* Requirement
Every line holding the string "label" is to be copied from the entries below.
*** Opening Data under study ***
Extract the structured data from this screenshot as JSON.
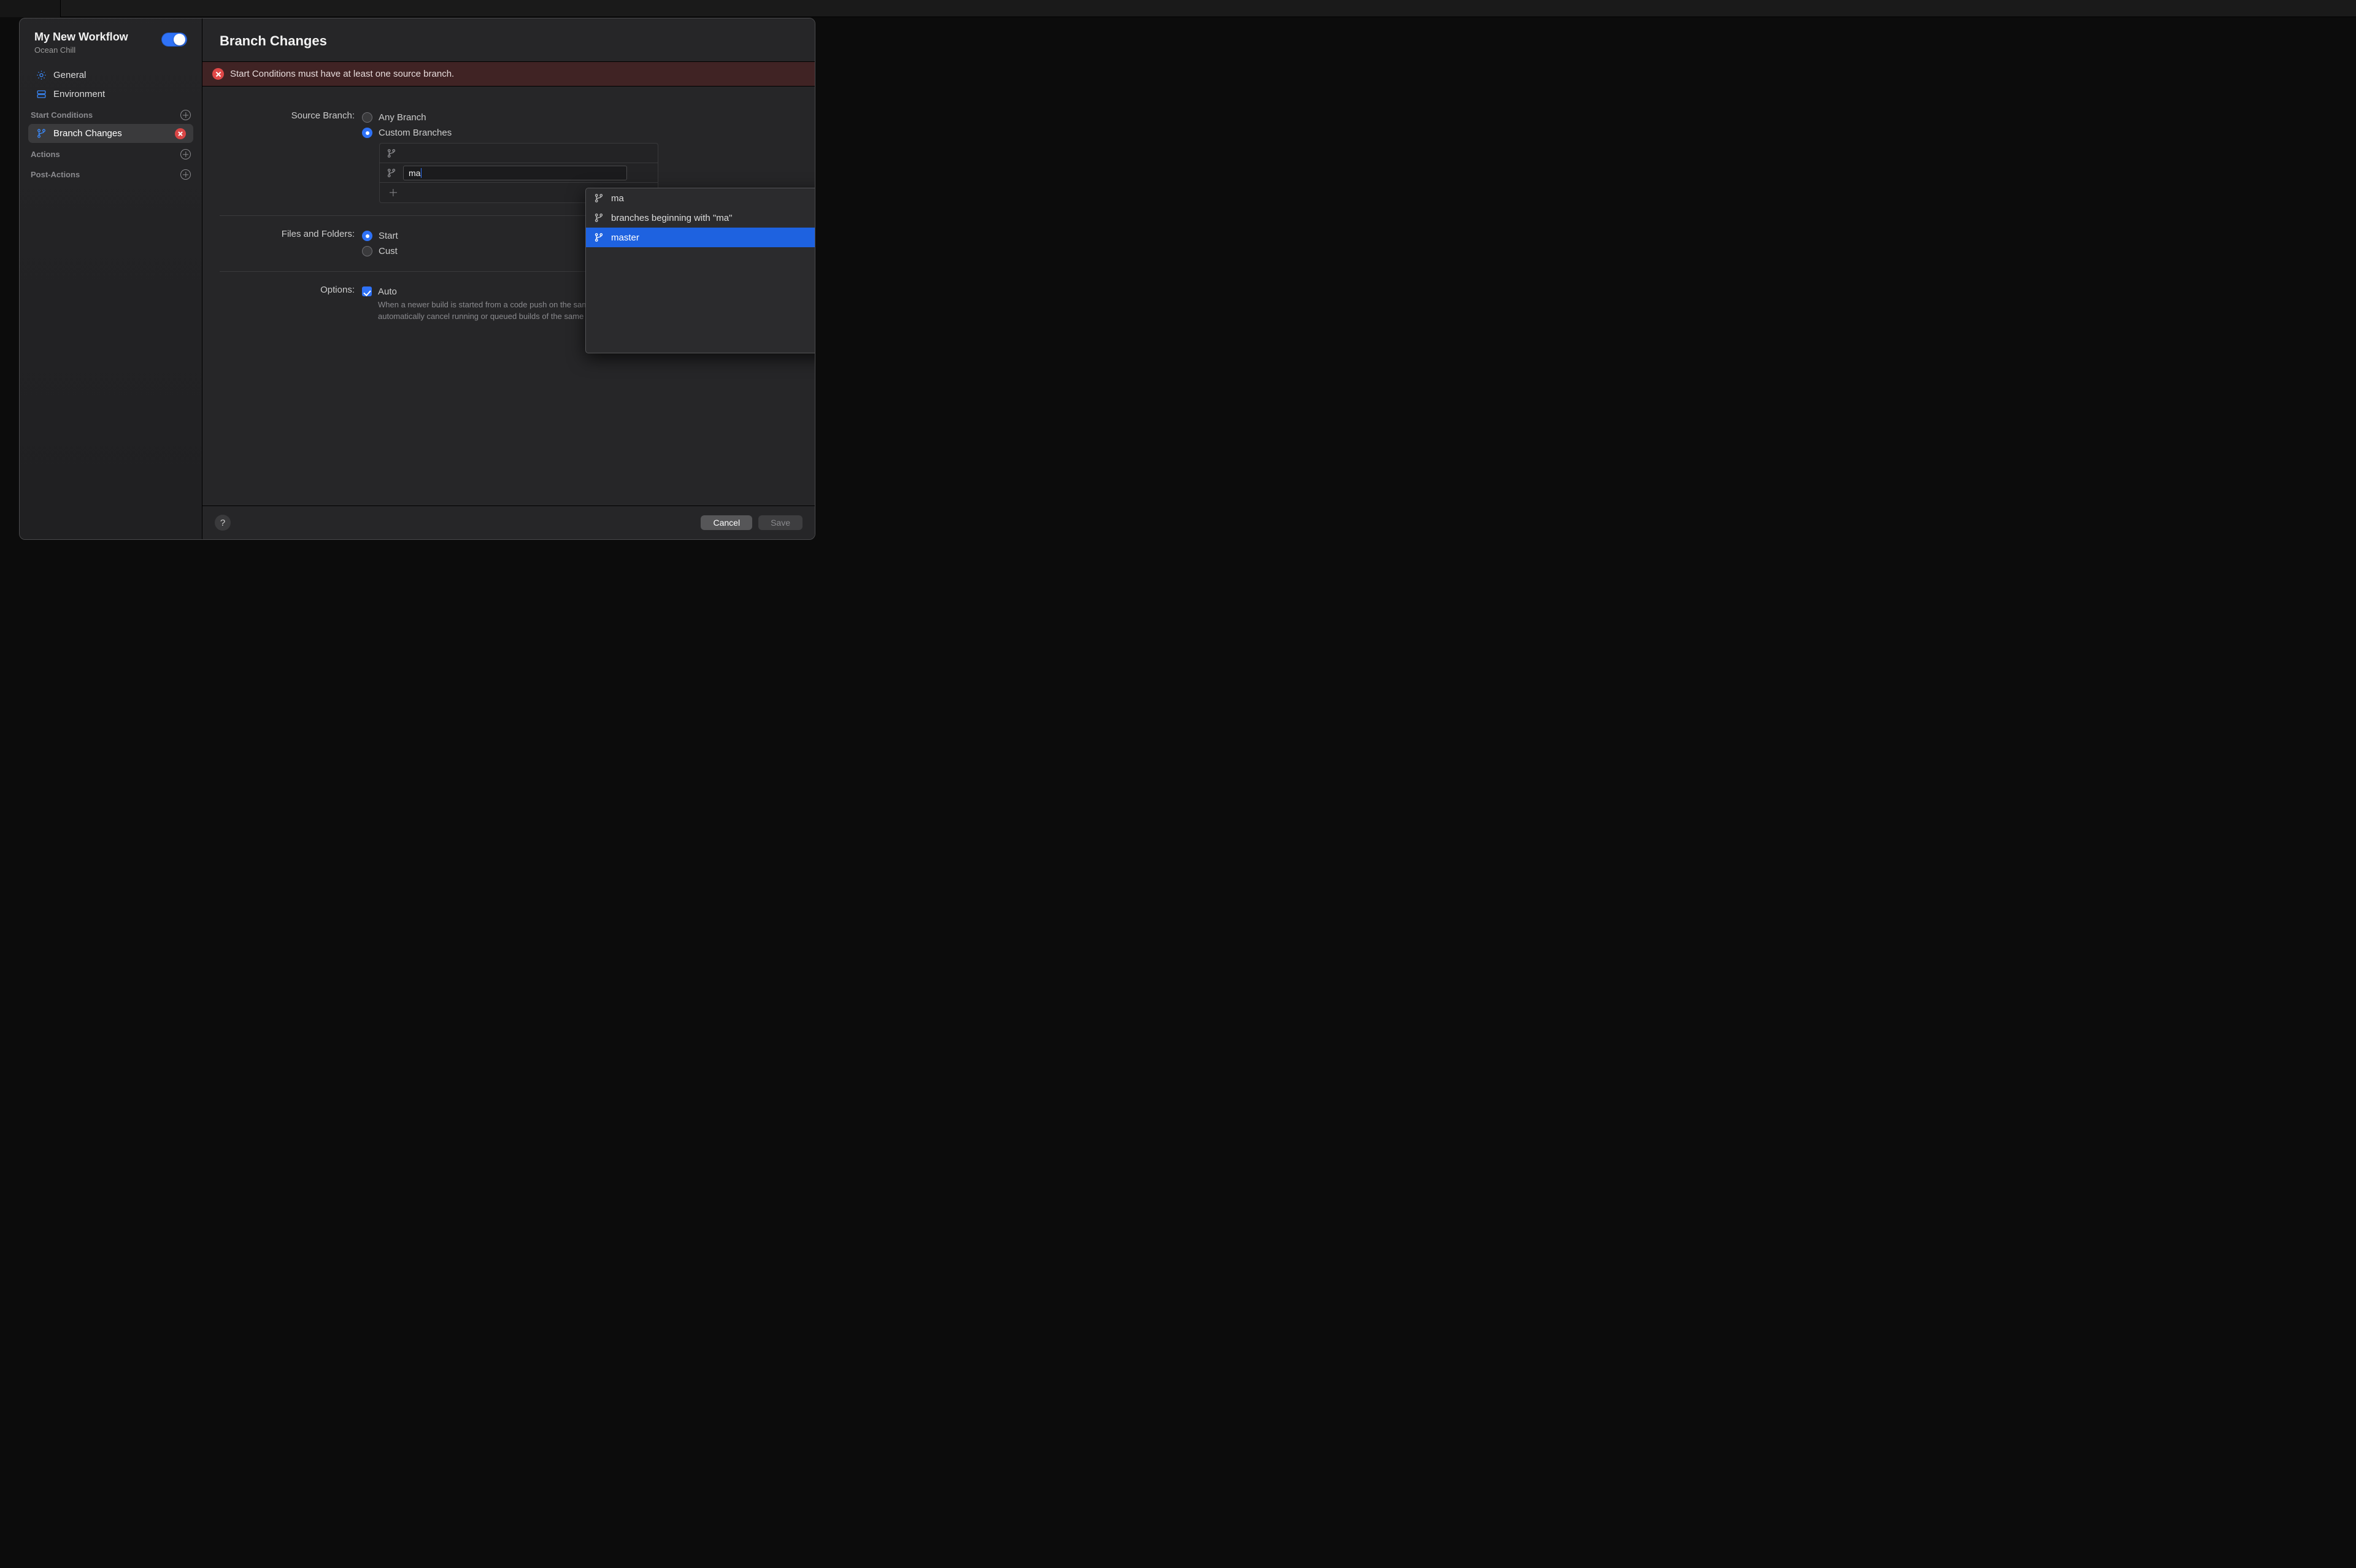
{
  "sidebar": {
    "title": "My New Workflow",
    "subtitle": "Ocean Chill",
    "items": {
      "general": "General",
      "environment": "Environment"
    },
    "sections": {
      "start_conditions": "Start Conditions",
      "branch_changes": "Branch Changes",
      "actions": "Actions",
      "post_actions": "Post-Actions"
    }
  },
  "main": {
    "title": "Branch Changes",
    "error": "Start Conditions must have at least one source branch.",
    "source_branch": {
      "label": "Source Branch:",
      "any": "Any Branch",
      "custom": "Custom Branches",
      "input_value": "ma"
    },
    "dropdown": {
      "opt_ma": "ma",
      "opt_beginning": "branches beginning with \"ma\"",
      "opt_master": "master"
    },
    "files_folders": {
      "label": "Files and Folders:",
      "start": "Start",
      "custom_prefix": "Cust"
    },
    "options": {
      "label": "Options:",
      "auto_prefix": "Auto",
      "description": "When a newer build is started from a code push on the same branch using this start condition, automatically cancel running or queued builds of the same kind."
    }
  },
  "footer": {
    "help": "?",
    "cancel": "Cancel",
    "save": "Save"
  }
}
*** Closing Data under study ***
* Response area
      "label": "Source Branch:",
      "label": "Files and Folders:",
      "label": "Options:",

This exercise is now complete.